• **What this task involves**
Go through the records, and copy each line in which the string "icon" is present.

• **Provided data**

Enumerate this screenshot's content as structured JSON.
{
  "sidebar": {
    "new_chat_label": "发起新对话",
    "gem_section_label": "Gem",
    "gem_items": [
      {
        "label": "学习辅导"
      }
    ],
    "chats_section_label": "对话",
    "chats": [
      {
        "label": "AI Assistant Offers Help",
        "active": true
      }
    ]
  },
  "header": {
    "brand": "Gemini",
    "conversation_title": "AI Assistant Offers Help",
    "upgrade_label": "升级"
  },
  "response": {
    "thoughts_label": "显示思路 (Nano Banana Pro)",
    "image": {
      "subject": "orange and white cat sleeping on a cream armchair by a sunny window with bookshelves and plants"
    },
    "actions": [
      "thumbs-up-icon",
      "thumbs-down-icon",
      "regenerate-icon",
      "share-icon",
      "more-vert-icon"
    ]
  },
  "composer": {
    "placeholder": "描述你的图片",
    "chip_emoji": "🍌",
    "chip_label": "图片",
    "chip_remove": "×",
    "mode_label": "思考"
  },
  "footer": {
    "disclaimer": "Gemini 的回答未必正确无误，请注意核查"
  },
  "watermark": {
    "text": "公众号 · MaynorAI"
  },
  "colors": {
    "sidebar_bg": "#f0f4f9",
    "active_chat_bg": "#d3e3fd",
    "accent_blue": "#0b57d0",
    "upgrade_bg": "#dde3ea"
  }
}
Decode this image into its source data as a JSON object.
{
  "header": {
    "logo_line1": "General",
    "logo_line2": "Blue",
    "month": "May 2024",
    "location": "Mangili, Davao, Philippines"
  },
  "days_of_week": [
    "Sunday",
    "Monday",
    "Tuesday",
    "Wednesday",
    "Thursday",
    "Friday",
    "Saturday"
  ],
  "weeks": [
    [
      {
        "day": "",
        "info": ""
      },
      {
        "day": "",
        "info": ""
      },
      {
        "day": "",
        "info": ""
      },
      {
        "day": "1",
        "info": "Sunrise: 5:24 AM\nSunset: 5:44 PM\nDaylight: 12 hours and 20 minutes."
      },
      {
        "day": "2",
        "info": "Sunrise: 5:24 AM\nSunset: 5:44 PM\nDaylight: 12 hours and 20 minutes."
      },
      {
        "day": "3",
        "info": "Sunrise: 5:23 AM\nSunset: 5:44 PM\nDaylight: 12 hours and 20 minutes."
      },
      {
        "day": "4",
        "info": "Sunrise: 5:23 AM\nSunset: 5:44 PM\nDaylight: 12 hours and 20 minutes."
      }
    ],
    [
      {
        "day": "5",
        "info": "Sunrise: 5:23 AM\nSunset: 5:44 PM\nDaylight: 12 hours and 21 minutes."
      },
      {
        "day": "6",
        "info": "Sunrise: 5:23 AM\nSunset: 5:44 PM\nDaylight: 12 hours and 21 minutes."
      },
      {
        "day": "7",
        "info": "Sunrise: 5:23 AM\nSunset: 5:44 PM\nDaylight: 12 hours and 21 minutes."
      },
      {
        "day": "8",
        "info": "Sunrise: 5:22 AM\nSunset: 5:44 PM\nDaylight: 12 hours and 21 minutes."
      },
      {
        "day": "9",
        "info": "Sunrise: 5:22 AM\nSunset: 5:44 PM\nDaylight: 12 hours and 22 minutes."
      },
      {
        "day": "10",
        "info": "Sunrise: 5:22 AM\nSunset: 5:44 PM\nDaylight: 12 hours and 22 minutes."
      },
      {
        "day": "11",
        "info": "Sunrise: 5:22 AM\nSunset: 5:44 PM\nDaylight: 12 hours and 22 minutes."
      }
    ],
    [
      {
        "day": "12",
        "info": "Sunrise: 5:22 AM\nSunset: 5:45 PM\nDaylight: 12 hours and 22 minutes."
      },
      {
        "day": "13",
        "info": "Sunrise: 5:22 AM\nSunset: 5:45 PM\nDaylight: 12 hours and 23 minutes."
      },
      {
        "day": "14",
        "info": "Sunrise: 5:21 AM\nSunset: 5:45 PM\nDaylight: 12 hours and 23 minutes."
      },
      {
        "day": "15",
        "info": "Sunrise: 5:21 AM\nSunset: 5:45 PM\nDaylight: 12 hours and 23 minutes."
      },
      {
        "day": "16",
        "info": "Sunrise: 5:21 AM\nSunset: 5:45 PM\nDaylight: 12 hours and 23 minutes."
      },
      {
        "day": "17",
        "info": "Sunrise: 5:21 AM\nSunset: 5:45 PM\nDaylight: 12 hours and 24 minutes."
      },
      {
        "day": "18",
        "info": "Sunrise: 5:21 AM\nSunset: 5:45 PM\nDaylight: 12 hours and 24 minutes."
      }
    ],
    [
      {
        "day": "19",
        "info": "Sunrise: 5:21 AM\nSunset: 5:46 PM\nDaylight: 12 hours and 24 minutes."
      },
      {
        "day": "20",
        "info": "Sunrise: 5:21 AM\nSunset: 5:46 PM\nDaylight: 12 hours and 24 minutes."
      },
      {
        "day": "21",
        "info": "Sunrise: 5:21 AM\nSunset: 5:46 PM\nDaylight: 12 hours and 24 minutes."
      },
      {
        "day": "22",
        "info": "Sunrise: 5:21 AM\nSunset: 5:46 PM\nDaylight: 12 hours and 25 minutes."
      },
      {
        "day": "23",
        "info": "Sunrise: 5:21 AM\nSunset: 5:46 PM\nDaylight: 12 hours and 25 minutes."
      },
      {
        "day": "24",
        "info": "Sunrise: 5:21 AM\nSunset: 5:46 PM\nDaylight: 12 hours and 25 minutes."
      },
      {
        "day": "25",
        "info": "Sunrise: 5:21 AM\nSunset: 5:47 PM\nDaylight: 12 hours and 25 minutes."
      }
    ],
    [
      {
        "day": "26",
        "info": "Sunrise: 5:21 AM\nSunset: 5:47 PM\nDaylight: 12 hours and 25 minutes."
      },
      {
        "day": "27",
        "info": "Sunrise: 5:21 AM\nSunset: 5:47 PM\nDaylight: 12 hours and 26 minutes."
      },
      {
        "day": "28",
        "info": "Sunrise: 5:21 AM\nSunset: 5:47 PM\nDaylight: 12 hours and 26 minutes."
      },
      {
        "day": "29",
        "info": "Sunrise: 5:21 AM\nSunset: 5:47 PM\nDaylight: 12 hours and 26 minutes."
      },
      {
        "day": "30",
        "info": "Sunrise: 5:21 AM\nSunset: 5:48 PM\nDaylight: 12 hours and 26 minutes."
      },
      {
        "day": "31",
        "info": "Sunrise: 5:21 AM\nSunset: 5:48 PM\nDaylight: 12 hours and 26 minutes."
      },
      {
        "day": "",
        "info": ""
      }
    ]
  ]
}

• **Solved problem**
      "thumbs-up-icon",
      "thumbs-down-icon",
      "regenerate-icon",
      "share-icon",
      "more-vert-icon"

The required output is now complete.